■ Exercise prompt
The response must contain every record, repeated exactly.

+ + + +

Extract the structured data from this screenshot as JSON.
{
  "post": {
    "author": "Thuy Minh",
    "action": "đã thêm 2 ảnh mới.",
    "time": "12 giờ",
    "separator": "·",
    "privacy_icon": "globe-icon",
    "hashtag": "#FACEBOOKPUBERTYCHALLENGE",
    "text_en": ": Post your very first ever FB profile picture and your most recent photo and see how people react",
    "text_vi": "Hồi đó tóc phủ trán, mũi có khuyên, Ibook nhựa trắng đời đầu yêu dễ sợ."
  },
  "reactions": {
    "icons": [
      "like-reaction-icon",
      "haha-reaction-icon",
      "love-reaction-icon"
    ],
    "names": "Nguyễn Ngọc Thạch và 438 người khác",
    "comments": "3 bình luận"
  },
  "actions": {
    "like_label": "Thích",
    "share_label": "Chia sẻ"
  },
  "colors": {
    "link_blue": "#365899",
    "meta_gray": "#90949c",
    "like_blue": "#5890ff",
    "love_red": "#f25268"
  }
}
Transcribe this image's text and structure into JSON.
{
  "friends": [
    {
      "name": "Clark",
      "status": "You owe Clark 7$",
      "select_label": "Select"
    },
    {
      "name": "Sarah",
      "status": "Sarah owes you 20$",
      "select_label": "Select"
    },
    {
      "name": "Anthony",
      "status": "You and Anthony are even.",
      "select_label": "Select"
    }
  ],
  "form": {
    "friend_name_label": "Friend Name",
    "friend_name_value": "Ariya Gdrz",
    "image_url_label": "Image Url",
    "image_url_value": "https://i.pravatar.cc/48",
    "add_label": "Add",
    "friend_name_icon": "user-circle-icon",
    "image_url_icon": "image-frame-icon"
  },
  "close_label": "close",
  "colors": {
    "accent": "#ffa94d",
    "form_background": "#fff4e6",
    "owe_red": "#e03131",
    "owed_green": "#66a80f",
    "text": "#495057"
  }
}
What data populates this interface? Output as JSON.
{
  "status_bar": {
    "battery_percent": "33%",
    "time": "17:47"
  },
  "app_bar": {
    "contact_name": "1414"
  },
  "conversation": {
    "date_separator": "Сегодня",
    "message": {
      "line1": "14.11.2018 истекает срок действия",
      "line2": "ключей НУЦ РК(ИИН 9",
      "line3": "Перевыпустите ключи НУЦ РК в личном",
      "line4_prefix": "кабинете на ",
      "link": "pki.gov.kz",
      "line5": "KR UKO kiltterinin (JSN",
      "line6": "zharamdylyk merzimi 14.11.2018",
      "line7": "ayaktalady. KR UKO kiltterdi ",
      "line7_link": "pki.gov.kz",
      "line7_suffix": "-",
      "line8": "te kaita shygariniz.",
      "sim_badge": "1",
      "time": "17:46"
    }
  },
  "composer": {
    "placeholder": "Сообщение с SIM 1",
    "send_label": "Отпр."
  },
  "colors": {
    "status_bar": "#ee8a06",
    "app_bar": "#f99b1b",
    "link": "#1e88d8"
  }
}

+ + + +

■ Your response
Extract the structured data from this screenshot as JSON.
{
  "post": {
    "author": "Thuy Minh",
    "action": "đã thêm 2 ảnh mới.",
    "time": "12 giờ",
    "separator": "·",
    "privacy_icon": "globe-icon",
    "hashtag": "#FACEBOOKPUBERTYCHALLENGE",
    "text_en": ": Post your very first ever FB profile picture and your most recent photo and see how people react",
    "text_vi": "Hồi đó tóc phủ trán, mũi có khuyên, Ibook nhựa trắng đời đầu yêu dễ sợ."
  },
  "reactions": {
    "icons": [
      "like-reaction-icon",
      "haha-reaction-icon",
      "love-reaction-icon"
    ],
    "names": "Nguyễn Ngọc Thạch và 438 người khác",
    "comments": "3 bình luận"
  },
  "actions": {
    "like_label": "Thích",
    "share_label": "Chia sẻ"
  },
  "colors": {
    "link_blue": "#365899",
    "meta_gray": "#90949c",
    "like_blue": "#5890ff",
    "love_red": "#f25268"
  }
}
Transcribe this image's text and structure into JSON.
{
  "friends": [
    {
      "name": "Clark",
      "status": "You owe Clark 7$",
      "select_label": "Select"
    },
    {
      "name": "Sarah",
      "status": "Sarah owes you 20$",
      "select_label": "Select"
    },
    {
      "name": "Anthony",
      "status": "You and Anthony are even.",
      "select_label": "Select"
    }
  ],
  "form": {
    "friend_name_label": "Friend Name",
    "friend_name_value": "Ariya Gdrz",
    "image_url_label": "Image Url",
    "image_url_value": "https://i.pravatar.cc/48",
    "add_label": "Add",
    "friend_name_icon": "user-circle-icon",
    "image_url_icon": "image-frame-icon"
  },
  "close_label": "close",
  "colors": {
    "accent": "#ffa94d",
    "form_background": "#fff4e6",
    "owe_red": "#e03131",
    "owed_green": "#66a80f",
    "text": "#495057"
  }
}
What data populates this interface? Output as JSON.
{
  "status_bar": {
    "battery_percent": "33%",
    "time": "17:47"
  },
  "app_bar": {
    "contact_name": "1414"
  },
  "conversation": {
    "date_separator": "Сегодня",
    "message": {
      "line1": "14.11.2018 истекает срок действия",
      "line2": "ключей НУЦ РК(ИИН 9",
      "line3": "Перевыпустите ключи НУЦ РК в личном",
      "line4_prefix": "кабинете на ",
      "link": "pki.gov.kz",
      "line5": "KR UKO kiltterinin (JSN",
      "line6": "zharamdylyk merzimi 14.11.2018",
      "line7": "ayaktalady. KR UKO kiltterdi ",
      "line7_link": "pki.gov.kz",
      "line7_suffix": "-",
      "line8": "te kaita shygariniz.",
      "sim_badge": "1",
      "time": "17:46"
    }
  },
  "composer": {
    "placeholder": "Сообщение с SIM 1",
    "send_label": "Отпр."
  },
  "colors": {
    "status_bar": "#ee8a06",
    "app_bar": "#f99b1b",
    "link": "#1e88d8"
  }
}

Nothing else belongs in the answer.